Skooter reporting 10/30/12
A gargantuan storm hammered into the coast of New Jersey on Monday evening, its powerful burst and storm surges causing flooding in coastal communities, blowing down trees and power lines and leaving more than 100,000 people in the rain-saturated dark across a large area of the Eastern Seaboard.
At about 8 p.m., the storm hit close to Atlantic City, N. J. with maximum sustained winds of about 80 miles per hour, heading north-northwest at 23 miles per hour, the National Hurricane Center said. A few moments earlier, the National Hurricane Center reclassified the storm: Hurricane Sandy develop into a post-tropical cyclone, a scientific renaming that had no impact on the powerful winds, driving rains and life-threatening storm surge that would likely accompany its thrust onto land.
The massive and heartless storm unpredictably gained speed as it howled over the Atlantic Ocean on a slate-gray day and went on to immobilize life for millions of people in more than a half-dozen states, with widespread evacuations that turned waterfront neighborhoods into ghost towns.
The wind-powered rain beat sea walls and protective obstacles in places like Atlantic City, where the Boardwalk was devastated as water pushed its way inland. Foam was spewing out and the sand surrendered to the waves along the beach at Sandy Hook, N.J., at the entrance to New York Harbor.
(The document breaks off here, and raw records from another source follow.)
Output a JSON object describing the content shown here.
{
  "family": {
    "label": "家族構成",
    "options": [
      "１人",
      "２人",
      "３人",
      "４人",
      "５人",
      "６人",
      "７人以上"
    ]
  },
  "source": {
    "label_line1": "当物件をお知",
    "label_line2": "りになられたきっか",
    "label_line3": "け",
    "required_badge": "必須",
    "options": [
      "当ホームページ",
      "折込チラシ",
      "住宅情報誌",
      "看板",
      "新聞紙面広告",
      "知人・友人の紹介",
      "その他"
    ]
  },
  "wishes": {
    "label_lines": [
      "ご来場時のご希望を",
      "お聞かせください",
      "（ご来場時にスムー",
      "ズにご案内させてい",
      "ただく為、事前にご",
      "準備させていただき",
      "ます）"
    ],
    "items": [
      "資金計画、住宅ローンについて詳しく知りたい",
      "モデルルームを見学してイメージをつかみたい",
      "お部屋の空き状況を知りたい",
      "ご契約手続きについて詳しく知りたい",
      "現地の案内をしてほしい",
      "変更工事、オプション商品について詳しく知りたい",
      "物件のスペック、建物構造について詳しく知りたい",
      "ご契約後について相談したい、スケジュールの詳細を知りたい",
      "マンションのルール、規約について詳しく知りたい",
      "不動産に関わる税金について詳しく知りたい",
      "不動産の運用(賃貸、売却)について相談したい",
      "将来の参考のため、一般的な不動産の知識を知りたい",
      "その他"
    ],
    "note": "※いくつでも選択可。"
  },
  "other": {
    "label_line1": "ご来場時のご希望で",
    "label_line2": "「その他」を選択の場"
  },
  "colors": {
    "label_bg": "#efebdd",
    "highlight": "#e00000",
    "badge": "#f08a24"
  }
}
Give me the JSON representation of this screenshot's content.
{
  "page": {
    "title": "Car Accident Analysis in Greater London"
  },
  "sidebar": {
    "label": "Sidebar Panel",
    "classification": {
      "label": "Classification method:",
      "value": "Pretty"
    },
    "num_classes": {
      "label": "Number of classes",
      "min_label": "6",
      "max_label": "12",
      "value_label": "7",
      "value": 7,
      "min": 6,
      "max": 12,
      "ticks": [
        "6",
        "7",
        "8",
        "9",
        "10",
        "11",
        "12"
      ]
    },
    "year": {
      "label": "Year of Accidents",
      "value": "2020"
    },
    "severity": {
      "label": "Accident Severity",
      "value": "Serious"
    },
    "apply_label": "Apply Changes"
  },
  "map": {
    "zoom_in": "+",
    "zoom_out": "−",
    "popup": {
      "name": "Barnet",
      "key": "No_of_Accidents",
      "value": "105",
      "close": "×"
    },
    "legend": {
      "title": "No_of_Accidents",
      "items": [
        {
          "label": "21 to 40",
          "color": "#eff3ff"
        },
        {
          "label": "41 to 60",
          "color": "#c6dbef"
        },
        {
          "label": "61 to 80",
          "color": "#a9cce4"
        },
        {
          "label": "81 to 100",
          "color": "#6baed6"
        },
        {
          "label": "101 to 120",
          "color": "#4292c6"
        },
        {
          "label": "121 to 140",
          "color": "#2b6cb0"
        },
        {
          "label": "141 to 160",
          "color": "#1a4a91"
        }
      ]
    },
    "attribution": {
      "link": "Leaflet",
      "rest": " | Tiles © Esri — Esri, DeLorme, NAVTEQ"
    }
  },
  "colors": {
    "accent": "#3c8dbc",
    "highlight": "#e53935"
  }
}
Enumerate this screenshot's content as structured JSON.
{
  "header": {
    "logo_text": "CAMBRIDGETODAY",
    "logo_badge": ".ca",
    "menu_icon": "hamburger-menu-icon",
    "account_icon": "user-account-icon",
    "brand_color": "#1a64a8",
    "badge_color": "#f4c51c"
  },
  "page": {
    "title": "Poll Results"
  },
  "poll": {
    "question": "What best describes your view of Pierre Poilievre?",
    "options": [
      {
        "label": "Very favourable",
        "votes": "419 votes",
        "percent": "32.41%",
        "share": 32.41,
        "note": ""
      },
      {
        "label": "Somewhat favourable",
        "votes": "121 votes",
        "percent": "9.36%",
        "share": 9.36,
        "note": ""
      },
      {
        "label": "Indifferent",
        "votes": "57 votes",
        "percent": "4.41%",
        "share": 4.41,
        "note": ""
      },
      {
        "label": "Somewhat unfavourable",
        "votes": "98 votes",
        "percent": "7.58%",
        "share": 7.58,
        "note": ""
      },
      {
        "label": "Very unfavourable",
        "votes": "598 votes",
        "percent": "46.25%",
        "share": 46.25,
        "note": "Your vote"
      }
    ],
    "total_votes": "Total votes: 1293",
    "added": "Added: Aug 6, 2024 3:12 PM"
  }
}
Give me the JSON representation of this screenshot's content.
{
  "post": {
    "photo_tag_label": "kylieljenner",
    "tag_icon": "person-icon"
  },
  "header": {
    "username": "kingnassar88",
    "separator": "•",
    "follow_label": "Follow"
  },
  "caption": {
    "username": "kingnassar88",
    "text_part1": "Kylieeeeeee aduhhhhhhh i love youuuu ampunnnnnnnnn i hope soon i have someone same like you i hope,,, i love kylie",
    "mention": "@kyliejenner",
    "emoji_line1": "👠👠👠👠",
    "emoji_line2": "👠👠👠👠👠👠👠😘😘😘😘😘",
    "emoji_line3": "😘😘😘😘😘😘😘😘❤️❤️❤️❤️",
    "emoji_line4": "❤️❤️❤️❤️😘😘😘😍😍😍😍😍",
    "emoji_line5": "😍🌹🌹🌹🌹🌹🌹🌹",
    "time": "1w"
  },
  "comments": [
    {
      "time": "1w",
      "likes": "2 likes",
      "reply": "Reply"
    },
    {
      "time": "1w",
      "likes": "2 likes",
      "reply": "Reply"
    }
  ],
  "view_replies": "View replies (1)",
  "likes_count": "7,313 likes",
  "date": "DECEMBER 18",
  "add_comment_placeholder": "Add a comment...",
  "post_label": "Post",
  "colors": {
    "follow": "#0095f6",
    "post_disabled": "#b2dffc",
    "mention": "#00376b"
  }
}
Water was over knee deep on the streets in Sea Bright, N.J., a three-mile sand-flake of a town where the ocean met the Shrewsbury River.